Depending on the alkali and the concentration used, the treatment time takes from 30 days to more than 70 days at ambient temperature, which is normally less than 18 ◦C.
After the chemical pre-treatment, the raw materials are washed to remove all excess acid or alkali and adjust the pH for extraction. Following pH adjustment, the raw material is put
into a cooking tank with hot water, for continuous or batch extractions, to render the gelatine soluble. In batch processes, different extracts are removed as temperatures are progressively
increased from 50 ◦C to 90◦ C over 3–6 h.
The solution from the cooking tanks contains around 4–7% gelatine with some fines of bones or skins. These physical impurities are removed by filtration, including earth, cardboard or membrane filters, or by centrifugation. After removing solids, the salt content is reduced

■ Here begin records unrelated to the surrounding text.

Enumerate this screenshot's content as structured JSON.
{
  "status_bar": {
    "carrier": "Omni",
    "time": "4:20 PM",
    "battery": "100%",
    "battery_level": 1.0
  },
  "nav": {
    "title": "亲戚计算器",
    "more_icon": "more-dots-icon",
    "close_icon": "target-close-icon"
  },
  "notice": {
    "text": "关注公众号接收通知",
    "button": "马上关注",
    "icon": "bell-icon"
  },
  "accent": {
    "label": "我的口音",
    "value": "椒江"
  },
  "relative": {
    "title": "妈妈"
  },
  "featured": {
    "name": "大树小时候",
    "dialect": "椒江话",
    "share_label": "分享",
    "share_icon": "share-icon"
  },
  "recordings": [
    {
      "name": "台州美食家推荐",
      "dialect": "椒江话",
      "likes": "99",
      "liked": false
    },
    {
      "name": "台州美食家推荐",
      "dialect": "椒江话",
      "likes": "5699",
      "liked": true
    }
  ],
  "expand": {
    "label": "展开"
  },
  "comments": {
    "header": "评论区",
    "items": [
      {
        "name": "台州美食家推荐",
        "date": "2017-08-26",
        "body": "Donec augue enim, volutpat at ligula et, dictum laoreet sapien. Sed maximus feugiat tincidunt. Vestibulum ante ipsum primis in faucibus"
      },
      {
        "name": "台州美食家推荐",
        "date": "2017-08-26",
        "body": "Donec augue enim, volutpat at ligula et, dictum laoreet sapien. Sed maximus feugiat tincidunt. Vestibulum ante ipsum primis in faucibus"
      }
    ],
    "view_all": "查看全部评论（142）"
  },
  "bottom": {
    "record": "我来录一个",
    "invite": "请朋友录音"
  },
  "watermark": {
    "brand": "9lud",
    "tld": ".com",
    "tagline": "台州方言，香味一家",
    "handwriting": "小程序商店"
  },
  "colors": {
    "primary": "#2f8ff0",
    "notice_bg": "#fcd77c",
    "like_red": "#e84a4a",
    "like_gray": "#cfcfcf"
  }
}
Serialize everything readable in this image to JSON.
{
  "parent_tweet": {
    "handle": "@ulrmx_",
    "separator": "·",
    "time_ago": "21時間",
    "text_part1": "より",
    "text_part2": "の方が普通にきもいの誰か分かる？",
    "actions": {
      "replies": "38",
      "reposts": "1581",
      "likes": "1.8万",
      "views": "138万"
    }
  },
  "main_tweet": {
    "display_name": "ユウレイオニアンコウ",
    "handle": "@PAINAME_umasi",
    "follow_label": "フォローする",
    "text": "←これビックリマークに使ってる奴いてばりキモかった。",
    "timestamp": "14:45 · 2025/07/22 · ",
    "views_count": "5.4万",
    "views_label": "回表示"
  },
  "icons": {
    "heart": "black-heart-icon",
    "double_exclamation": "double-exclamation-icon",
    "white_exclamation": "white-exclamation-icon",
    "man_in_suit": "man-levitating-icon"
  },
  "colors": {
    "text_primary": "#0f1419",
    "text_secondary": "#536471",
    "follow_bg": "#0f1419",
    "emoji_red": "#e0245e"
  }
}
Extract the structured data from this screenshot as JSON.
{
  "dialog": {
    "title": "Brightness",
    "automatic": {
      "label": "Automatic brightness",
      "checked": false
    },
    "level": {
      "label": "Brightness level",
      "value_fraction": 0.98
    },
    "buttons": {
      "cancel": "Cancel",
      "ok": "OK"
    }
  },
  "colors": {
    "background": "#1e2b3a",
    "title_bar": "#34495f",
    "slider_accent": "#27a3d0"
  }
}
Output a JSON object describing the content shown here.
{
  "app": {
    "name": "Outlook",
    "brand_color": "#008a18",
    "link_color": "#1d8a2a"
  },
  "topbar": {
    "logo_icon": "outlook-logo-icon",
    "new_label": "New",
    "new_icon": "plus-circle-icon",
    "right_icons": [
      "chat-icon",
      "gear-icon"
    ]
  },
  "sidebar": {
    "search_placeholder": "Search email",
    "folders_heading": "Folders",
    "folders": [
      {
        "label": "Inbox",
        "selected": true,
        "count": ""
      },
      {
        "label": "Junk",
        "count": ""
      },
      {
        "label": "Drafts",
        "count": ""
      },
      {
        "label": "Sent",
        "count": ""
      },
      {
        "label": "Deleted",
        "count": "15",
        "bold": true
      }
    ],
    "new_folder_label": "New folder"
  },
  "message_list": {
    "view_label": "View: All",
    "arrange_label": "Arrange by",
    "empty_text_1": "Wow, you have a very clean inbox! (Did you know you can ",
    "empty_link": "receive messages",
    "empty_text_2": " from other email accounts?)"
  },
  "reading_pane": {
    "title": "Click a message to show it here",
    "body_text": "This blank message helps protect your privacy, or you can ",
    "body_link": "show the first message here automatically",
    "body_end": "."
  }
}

by passing the gelatine solution through ion-exchange resins. This operation removes the cations and anions of mineral salts contained in the gelatine. This step can also be done by specific ultra-filtration treatment.
After purification, the gelatine solution is concentrated to 30–50% dry matter using vacuum multi-effect evaporators and/or membrane technologies, depending on the viscosity of the solution. Before being gelled, the solution is treated in an ultra-high temperature (UHT) system at a minimum temperature of 138 ◦C for 4 s to guarantee the bacteriological properties of the final product. The concentrated solution is cooled in a votator and extruded in the form of gelatine
‘noodles’. The noodles are spread on the conveyor of a continuous belt dryer and the water is removed through hot air flow to a moisture content of around 10%. After drying, the gelatine is ground and then homogenised, which results in semi-finished lots of dry gelatine.
At this point, all the physical, chemical and bacteriological properties are checked in the laboratory. Different lots of semi-finished gelatine are blended and packaged for shipment and delivery.
Hydrogen Bonds: Hydrogen bonds (Cooper, 1971; Finer, 1975; Engelet al., 1977; Ledward, 1986) play a predominant role in gelatine structure; they stabilise the collagen and are involved in the gel-forming process, for example in the shrinkage of tissues.
Collagen is insoluble in water and its hydrolysis results in gelatine. The thermal denaturation of collagen takes place by heating the collagen after an acid or alkali treatment. Then the fibres and fibrils dissociate into tropocollagen units, mainly by the loss of hydrogen bonds. Now it is commonly acknowledged that the thermal stability of the different
collagens is closely dependent on the total amount of pyrrolidine (proline and hydroxyproline). However, the role of hydrogen bonds in the stability of collagen is arguable (Cooper, 1971).
In tropocollagen, the presence of proline residues gives the peptide chain a helical structure that differs from the α-helix of globular proteins by the lack of hydrogen bonds inside the α-chain. However, glycine residues are located inside the α-chain and are able to create hydrogen bonds. X-ray studies by Bella (1998) showed that the formation of hydrogen bonds involves the participation of water as well as the hydroxyproline groups (Fig. 7.4). Water plays a critical
role in maintaining the conformation of collagen molecules and the mechanical properties of collagen fibrils.
The thermo-reversibility of gelatine gels makes them unique. They have a melting point below 37◦C, which means that they melt in the mouth and are easily dissolved. The gelatine gel is a network of polypeptide chains with junction zones (Fig. 7.5). In a heated solution of gelatine, the triple helices are widely disorganised. Cooling this solution results in the nucleation of helical regions. Gelation is the consequence of a partial return to the collagenlike triple helix structures. It is generally accepted that the junction zones (triple helices) are stabilised by inter-chain hydrogen bonds similar to those found in native collagen.